William and Mary Taylor were pioneering missionaries on the island of Ambrym, New Hebrides. Their service was interrupted by a serious volcanic eruption on the island in 1929.
William Albert Taylor was born in New Zealand in 1894 to George and Annie Taylor.1 He became a Seventh-day Adventist as a result of reading The Great Controversy.2 In 1922 he entered the nursing class at the Sydney Sanitarium. During his training he met Mary Kent, who had graduated in 1920 at the same institution.3 Mary was born in Eugowra, NSW, in 1896, the third child of a large Seventh-day Adventist clan headed by patriarch Herbert Kent.4 It was in his country homestead that William and Mary were married by A. W. Kent on January 2, 1924.5
In 1925 William and Mary were pleased to accept an appointment to mission service in the New Hebrides (now Vanuatu). They sailed from Sydney on November 18, 1925, stopping at Lord Howe Island and Norfolk Island en route. By December they were established at their assignment on the volcanic island of Ambrym, caring for the relatively new mission interests among several villages.6 Headquarters had been built, but on Taylor’s arrival the center was removed to 36 acres (14.6 hectares) at Baiap on the western side of the island. They were happy in their work and rendered medical assistance whenever needed.7

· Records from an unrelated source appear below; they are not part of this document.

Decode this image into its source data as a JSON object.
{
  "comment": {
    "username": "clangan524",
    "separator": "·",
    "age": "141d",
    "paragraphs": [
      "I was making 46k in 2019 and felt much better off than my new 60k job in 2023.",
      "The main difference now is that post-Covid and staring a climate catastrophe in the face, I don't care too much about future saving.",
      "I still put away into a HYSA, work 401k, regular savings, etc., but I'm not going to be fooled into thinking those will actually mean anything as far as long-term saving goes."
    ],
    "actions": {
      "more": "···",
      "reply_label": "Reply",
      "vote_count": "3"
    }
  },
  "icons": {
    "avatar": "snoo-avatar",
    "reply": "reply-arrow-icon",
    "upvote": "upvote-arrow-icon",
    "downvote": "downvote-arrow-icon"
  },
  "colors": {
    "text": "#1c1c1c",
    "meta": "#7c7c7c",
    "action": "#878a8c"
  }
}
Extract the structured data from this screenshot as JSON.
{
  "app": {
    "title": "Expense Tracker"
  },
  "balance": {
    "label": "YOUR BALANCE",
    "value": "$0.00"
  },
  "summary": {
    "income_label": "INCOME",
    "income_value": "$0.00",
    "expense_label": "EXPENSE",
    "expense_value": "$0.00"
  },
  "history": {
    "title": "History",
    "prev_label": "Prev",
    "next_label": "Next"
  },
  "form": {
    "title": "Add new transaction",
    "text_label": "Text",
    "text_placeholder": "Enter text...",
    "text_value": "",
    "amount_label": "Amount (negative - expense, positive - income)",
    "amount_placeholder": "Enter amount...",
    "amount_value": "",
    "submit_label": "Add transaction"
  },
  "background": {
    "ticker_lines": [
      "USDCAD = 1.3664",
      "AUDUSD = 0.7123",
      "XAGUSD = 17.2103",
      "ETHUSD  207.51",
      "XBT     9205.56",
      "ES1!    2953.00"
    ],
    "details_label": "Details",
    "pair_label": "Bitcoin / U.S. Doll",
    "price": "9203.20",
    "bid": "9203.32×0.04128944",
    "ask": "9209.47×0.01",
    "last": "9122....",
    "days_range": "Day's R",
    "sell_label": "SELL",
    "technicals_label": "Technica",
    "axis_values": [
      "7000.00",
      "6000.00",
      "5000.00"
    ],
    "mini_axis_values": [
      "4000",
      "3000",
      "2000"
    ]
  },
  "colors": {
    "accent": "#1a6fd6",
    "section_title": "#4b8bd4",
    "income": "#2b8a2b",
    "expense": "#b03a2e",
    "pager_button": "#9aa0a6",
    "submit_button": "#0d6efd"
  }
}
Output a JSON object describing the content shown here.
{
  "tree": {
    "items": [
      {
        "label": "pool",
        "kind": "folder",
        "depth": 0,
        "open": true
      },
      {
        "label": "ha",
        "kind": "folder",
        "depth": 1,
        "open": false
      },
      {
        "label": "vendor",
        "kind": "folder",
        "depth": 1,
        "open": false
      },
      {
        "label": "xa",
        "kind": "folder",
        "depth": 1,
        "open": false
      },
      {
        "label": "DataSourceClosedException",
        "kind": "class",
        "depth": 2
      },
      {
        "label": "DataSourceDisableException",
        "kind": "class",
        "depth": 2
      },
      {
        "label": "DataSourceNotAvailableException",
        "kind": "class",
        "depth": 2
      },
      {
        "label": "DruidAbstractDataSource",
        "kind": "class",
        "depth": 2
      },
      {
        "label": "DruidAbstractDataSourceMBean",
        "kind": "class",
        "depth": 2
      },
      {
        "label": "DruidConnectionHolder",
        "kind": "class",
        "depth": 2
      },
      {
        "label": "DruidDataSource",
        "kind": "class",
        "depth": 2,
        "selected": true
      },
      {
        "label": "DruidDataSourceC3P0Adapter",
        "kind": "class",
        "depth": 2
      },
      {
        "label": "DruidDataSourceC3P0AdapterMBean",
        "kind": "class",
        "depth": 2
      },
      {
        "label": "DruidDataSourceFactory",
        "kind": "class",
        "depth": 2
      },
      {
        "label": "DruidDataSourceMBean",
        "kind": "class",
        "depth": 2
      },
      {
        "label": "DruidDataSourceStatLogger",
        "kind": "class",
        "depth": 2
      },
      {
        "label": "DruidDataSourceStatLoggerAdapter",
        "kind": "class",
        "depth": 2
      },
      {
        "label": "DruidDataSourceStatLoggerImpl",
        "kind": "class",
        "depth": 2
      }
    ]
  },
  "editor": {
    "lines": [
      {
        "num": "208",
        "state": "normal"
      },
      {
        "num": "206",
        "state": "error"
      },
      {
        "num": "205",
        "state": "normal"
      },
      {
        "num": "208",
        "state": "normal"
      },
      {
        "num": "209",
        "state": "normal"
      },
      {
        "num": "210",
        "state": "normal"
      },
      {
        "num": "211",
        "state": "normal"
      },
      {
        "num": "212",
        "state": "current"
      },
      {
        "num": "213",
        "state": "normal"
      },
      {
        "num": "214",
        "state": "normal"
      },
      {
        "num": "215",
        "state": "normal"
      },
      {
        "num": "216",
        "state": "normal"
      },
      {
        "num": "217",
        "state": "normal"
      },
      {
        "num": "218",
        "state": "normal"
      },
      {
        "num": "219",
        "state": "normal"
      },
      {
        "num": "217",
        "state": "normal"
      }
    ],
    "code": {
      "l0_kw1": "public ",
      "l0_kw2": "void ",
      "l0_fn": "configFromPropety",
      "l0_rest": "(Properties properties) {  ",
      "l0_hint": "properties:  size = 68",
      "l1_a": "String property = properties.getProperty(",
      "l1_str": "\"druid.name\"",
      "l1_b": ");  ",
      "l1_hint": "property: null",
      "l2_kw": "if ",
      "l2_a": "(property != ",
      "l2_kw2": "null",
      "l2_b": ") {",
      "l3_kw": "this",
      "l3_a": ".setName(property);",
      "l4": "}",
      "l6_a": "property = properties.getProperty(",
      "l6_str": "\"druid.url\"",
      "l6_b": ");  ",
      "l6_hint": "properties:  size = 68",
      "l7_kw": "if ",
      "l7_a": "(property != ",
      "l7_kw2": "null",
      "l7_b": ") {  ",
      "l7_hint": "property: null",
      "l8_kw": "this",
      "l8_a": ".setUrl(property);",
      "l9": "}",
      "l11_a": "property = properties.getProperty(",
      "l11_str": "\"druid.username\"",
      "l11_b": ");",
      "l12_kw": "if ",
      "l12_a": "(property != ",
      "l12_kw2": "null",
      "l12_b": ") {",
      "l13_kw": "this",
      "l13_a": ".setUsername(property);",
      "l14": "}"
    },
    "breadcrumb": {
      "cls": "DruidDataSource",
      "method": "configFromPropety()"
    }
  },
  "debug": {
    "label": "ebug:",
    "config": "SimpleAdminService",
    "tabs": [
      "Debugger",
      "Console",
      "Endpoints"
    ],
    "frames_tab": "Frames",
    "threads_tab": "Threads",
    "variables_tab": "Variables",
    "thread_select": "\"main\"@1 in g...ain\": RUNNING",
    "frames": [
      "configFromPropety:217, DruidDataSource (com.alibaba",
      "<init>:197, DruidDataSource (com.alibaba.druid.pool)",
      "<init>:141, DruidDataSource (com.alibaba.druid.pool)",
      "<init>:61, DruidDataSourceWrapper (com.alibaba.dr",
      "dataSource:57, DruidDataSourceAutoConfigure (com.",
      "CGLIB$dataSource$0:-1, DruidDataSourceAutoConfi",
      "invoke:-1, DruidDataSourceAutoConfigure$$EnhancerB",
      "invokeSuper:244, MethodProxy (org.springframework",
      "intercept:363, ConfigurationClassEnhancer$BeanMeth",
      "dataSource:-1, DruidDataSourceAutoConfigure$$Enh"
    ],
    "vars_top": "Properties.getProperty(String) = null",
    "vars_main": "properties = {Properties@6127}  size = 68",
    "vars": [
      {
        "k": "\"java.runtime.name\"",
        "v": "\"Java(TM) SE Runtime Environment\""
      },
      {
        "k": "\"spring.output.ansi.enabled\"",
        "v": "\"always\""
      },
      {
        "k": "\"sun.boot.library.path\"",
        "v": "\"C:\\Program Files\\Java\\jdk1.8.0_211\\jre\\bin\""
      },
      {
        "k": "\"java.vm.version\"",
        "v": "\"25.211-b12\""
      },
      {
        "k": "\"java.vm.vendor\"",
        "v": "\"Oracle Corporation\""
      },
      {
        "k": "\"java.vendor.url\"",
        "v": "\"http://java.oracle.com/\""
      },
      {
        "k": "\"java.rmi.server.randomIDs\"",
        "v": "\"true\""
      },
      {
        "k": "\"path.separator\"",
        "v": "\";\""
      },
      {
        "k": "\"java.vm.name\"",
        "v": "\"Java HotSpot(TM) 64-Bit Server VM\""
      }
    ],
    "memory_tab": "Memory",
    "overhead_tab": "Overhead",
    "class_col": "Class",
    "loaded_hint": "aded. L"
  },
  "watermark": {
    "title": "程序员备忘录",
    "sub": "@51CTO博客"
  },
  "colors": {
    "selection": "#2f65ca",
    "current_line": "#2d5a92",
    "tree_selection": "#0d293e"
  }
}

On the Friday night of June 28, 1929, the volcano at the center of the island erupted, spewing molten lava and ash in the general direction of Baiap. Eventually the headquarters station was completely covered, and nearby Craig Cove was in danger. William helped to rescue his family and residents from the immediate danger area, taking them in small boats to Port Sandwich on nearby Malekula Island. Hearing of their plight, Jack Radley came to their assistance, and he and William rescued another eighty people from Craig Cove and found safety for them at Aore.8
After the volcanic eruption William and Mary took leave to New Zealand and, because of poor health, did not return. More than three years of mission service had made a positive contribution to mission progress on Ambrym. They engaged in farming on the outskirts of Christchurch, at the same time raising their three children, Olive, George, and Lily. William died at the age of 90 years on October 7, 1985, and was buried in the Waimairi Cemetery, suburban Christchurch.9 Two months later, on December 6, 1985, Mary died and was buried in the same cemetery.10
District of Canterbury. Birth Certificates. Government of New Zealand Department of Internal Affairs, Wellington, New Zealand.
Kent, A. W. “Taylor–Kent.” Australasian Record, June 2, 1924.
Kingston, Andrew [J]. “Mary Eliza (Kent) Taylor.” South Pacific Record, February 15, 1986.
Kingston, A[ndrew] J., and D. McDonald. “William Albert Taylor.” South Pacific Record, January 18, 1986.
Nicholson, D[onald]. “Ambrym, New Hebrides.” Australasian Record, February 8, 1926.
Osmond, Hilda. “Graduating Exercises of the Sydney Sanitarium, Australasian Record, November 15, 1920.
Taylor, W[illiam] A. “Volcanic Eruption on Ambrym, New Hebrides.” Australasian Record, July 29, 1929.
Weil, A[nton] H. “New Missionaries Write of Their Arrival in the New Hebrides.” Australasian Record, March 8, 1926.
District of Canterbury, Certificate of Birth 14480 (1894), Government of New Zealand Department of Internal Affairs, Wellington, New Zealand.↩
A[ndrew] J. Kingston and D. McDonald, “William Albert Taylor,” South Pacific Record, January 18, 1986, 15.↩
Hilda Osmond, “Graduating Exercises of the Sydney Sanitarium,” Australasian Record, November 15, 1920, 6.↩
Andrew [J.] Kingston, “Mary Eliza (Kent) Taylor,” South Pacific Record, February 15, 1986, 14.↩
A. W. Kent, “Taylor–Kent,” Australasian Record, June 2, 1920, 5.↩
A[nton] H. Weil, “New Missionaries Write of Their Arrival in the New Hebrides,” Australasian Record, March 8, 1926, 5, 6.↩
D[onald] Nicholson, “Ambrym, New Hebrides,” Australasian Record, February 8, 1926, 3.↩
W[illiam] A. Taylor, “Volcanic Eruption on Ambrym, New Hebrides,” Australasian Record, July 29, 1929, 4.↩
Kingston and McDonald, 15.↩